That above chart provides a quick rundown of other Lightning players who enjoyed better-than-expected seasons. Alex Killorn and Ondrej Palat also enjoyed strong seasons, sometimes riding plenty of friendly bounces.

Cirelli, Vasilevskiy end up even better than expected

As mentioned earlier today, Anthony Cirelli makes his way on plenty of analytics-leaning Selke Trophy lists.

His potential candidacy is also starting to earn a bit more attention beyond those niche circles. Ken Campbell featured Cirelli’s Selke credibility for The Hockey News in March, for example.

Cirelli’s teammates notice, too. The Athletic’s Joe Smith reports (sub required) that Tyler Johnson said Cirelli’s nickname is “Selke,” and maybe only half-jokingly. Reigning Selke winner Ryan O'Reilly can see why Cirelli is turning heads, too.

“Oh yeah, you can see it playing against him,” O’Reilly said, via Smith. “Seeing the way he frustrates and skates and does little details. We don’t really see him enough. But I know the times we have played against him, definitely, he’s a very impactful player.”

Let’s roll out that Cirelli backchanging GIF one more time, huh?

Just as importantly, Andrei Vasilevskiy enjoyed another splendid season.

This marks Vasilevskiy’s fourth season of at least a .917 save percentage, which was his mark in 2019-20. But people sometimes chalked up Vasilevskiy’s successes mostly to the team in front of him before.

Lately, though, he’s been standing out nicely in advanced stats, such as various websites “Goals Saved Against Average” formulas.

Being that the Lightning face salary cap crunches in trying to keep their impressive assembly of talent together, Vasilevskiy faces credit in justifying his upcoming $9.5M AAV — even before that salary actually kicks in.

If you ask me, Vasilevskiy certainly made a strong argument for his value in 2019-20. That’s a promising development for the reigning Vezina winner, whether you rank that sparkling work among the Lightning surprises or merely expected it.

MORE ON THE LIGHTNING
• Looking at the 2019-20 Tampa Bay Lightning
• Lightning’s long-term outlook

James O’Brien is a writer for Pro Hockey Talk on NBC Sports. Drop him a line at phtblog@nbcsports.com or follow him on Twitter @cyclelikesedins.

Lightning stay hot but lose Kucherov, Cirelli to injuries

Lightning
Getty

PITTSBURGH — Thanks to a 37-save effort from Andrei Vasilevskiy and a game-winning goal from Yanni Gourde to snap what had been a 35-game goal drought, the Tampa Bay Lightning extended their winning current winning streak to eight games with a 2-1 win over the Pittsburgh Penguins on Tuesday night.
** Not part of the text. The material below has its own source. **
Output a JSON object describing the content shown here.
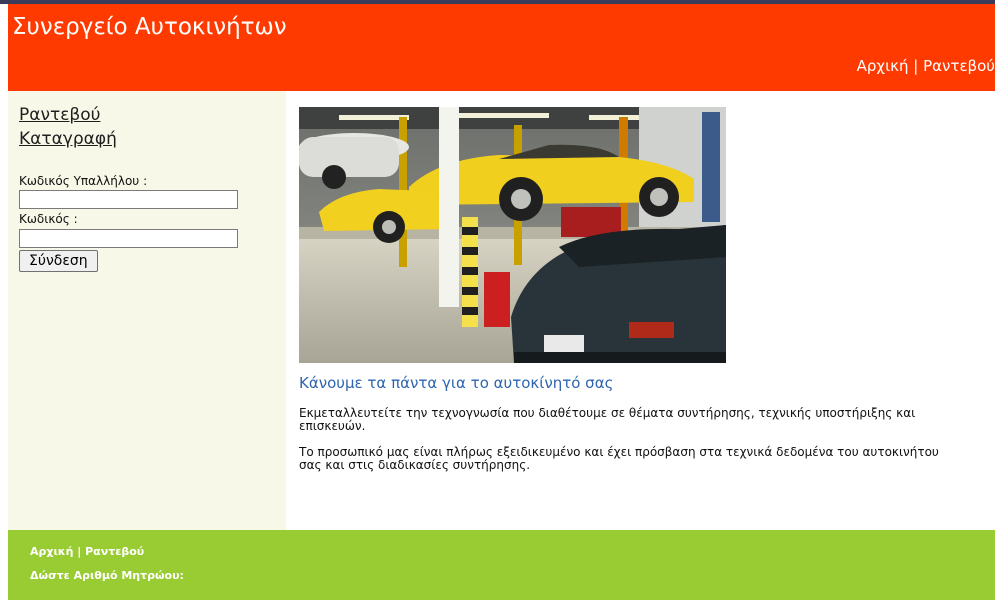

The Lightning are now 20-3-3 over the past 26 games and are rapidly gaining ground in the Presidents’ Trophy race, now sitting just one point back of the Boston Bruins for the top spot in the league.

The only concerning news for the Lightning on Tuesday is that they lost two more key forwards to injuries as Nikita Kucherov and Anthony Cirelli both exited the game with lower-body injuries and did not return. Coach Jon Cooper had no update on the status of either player after the game, only to say they are being evaluated.

The Lightning were already playing shorthanded on Tuesday with as Steven Stamkos, Ryan McDonagh and Jan Ruuta were already sidelined.

As if that was not enough, the Lightning were also playing the second half of a back-to-back, on the road, against one of the league’s best teams in Pittsburgh and still managed to come away with two points.

Kucherov assisted on Mikhail Sergachev‘s power play goal in the second period before exiting the game.

Adam Gretz is a writer for Pro Hockey Talk on NBC Sports. Drop him a line at phtblog@nbcsports.com or follow him on Twitter @AGretz.